Brody: Learning to roll cigarettes at age 6

By Jean Brody

The day after Granny Pete crawled under the bed and would not come out, I was pretty scared. Six-year-old girls think grandmothers are strong and afraid of nothing. However, she was terrified of the violent hailstorm that pounded our tin roof and tried to run for cover into the darkness under the bed.

At breakfast, Granddaddy Pete could tell I hadn’t slept well after all that. So, he took matters into his own hands.

“Jean honey, let’s you and me take a little ride,” he said.

Right away, the two of us piled into the beat-up old truck and off we went.

I still remember how riding on the bumpy back roads made every inch of that truck rattle, pop, spit and spew. I was glad to stand on the ground among the hundreds of trees Granddaddy Pete tapped for turpentine. He had brought me to his turpentine farm some miles from their house.

Here’s what he did.

“Watch me close, little girl,” he said. “I’m gonna’ show you how to roll your own cigarette. It will make you feel better. You can even show your friends how to do it.”

Putting one hand in a pocket of his overalls, he pulled out a small packet of thin papers. From the other side, he produced a little burlap bag of loose tobacco.

Being 6 and sheltered, I had never seen a cigarette up close, much less hold one or know what to do with one. Granddaddy Pete said it would make me feel better. So I watched him.

First, he made one. By holding one of the papers in the flat of his hand then he tapped the loose tobacco into a lineup and down the paper. Finally, he folded it all like a short straw, brought it to his mouth and licked the paper’s edge and stuck it closed.

“Now you make one Jean Honey,” he said as he placed a paper in my palm, sprinkled tobacco up and down it then told me to spit on it and stick it together.

“I did it,” I said, pleasaed. “Now what?”

“We light them. Ready?”

Grinning, he scraped a match along the bottom of his boot. It lit, and immediately he placed the flame to his cigarette.

“Now it’s your turn,” he said, leaning against a tree and grinning his toothless grin and taking another long drag.

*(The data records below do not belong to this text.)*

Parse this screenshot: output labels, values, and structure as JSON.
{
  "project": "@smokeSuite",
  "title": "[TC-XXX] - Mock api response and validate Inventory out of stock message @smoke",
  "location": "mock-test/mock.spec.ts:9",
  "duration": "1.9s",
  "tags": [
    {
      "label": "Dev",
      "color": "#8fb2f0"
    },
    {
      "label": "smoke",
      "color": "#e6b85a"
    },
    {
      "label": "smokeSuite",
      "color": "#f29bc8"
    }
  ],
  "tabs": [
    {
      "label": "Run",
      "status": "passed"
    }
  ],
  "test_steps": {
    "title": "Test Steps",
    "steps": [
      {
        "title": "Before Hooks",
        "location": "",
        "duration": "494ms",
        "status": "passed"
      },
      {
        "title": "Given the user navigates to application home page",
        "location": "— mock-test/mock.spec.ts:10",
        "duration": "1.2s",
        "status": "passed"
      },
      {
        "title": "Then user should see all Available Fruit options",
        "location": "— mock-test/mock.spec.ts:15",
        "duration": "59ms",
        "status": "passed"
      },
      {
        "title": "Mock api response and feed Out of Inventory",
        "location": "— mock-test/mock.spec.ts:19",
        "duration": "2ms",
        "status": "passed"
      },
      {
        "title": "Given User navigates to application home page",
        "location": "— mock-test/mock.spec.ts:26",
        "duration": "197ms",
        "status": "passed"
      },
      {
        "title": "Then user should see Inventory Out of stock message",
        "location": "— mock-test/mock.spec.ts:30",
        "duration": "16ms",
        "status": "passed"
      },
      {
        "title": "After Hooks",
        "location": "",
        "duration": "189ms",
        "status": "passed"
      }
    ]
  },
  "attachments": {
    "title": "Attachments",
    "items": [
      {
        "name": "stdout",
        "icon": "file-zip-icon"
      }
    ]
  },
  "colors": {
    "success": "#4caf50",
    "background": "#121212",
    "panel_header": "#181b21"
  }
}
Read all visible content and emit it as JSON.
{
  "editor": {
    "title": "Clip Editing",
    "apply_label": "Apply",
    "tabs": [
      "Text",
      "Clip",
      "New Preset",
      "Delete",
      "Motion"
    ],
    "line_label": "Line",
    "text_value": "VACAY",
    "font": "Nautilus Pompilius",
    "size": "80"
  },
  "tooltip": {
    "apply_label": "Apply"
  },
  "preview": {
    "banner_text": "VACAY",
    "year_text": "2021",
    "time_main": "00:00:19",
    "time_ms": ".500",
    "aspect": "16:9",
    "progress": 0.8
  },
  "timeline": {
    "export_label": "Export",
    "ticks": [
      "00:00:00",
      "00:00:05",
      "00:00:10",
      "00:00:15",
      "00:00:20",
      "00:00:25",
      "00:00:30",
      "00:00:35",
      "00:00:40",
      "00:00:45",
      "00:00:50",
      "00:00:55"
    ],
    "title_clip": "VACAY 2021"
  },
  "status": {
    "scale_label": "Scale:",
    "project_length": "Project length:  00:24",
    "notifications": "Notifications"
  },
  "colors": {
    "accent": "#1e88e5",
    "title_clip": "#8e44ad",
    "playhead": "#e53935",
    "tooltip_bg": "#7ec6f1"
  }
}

He struck another match and lit the end of my too loosely filled homemade cigarette which I held between my lips. The thing is some of the tobacco was sticking out the end, and when that stuff caught fire, the entire cigarette caught fire. Not knowing what to do, I threw the whole thing on the ground, and as any 6-year-old girl would do: I cried.

“I want to go home,” I whined.

My grandpa got us back into the old truck and silently drove us home, hoping I would not throw up before we got back.

We walked in the front door and who should we meet right off but my mother. She bent to hug me. Then she put her hand under my chin and tilted my head up so our eyes would meet

“Jean Peters, what did you do and why,” she said. “You smell terrible.”

“Granddaddy Pete taught me how to roll my own cigarettes to make me feel better,” I said, teary-eyed.

Her look went to concern for me to absolute fury.

“You did WHAT,” she shouted at Grandaddy Pete. “Jean is 6 years old for heaven’s sake!”

She turned to me.

“Go sit on the front porch and think about this,” she said. “And then as for you Mr. Peters you sure have a strange way to make Jean feel better.”

We drove back to Atlanta that day.

Here’s the thing — you have to remember that this was a long time ago. Nobody ever heard that cigarettes were harmful to you.Granddaddy Pete was a product of the Deep South shortly after the Civil War. He was not educated and could not read or write. He rolled his cigarettes because it was cheaper. He was a good but poor man.

I have one last story about our south Georgia kin. This time it’s about Granny Pete. First of all, she never smoked cigarettes because she said it put wrinkles on her face.

One time when she and Granddaddy Pete came to visit us we discovered our little slightly bowlegged granny had taken up a new habit. She did not smoke, but now she chewed. She skipped lighting a match to cigarettes and put the tobacco right into her mouth. As she chewed it, it created a juice in her mouth that was dark and smelly. She would always carry an empty frozen orange juice can with her into which she would routinely spit this juice. When she waited too long to spit it drooled the lines of either side of her mouth, not a pretty sight. When the can got full, she would dump it in the toilet, turning the inside of our two toilets into thick, dark gunk that smelled like stale tobacco.

We loved them in spite of all of these habits. But as a lady who always kept a lovely home, it was hardest on my mother. But for some reason, I looked up to them as strong, independent folk who loved me a lot. Maybe now you know why even though I have come a long way from their lifestyle I still like my shoes and my bra off and nothing soothes me like sitting on a backwoods front porch in a bent rocking chair with country music on the radio.

I want to assure you that there is more than one side to all of us. I have several sides of me, and it’s been great fun to trace back to why I am who I am.

The view from the mountain is wondrous.

Jean Brody is a passionate animal lover and mother. She previously lived in Winchester, but now resides in Littleton, Colorado. Her column has appeared in the Sun for more than 25 years.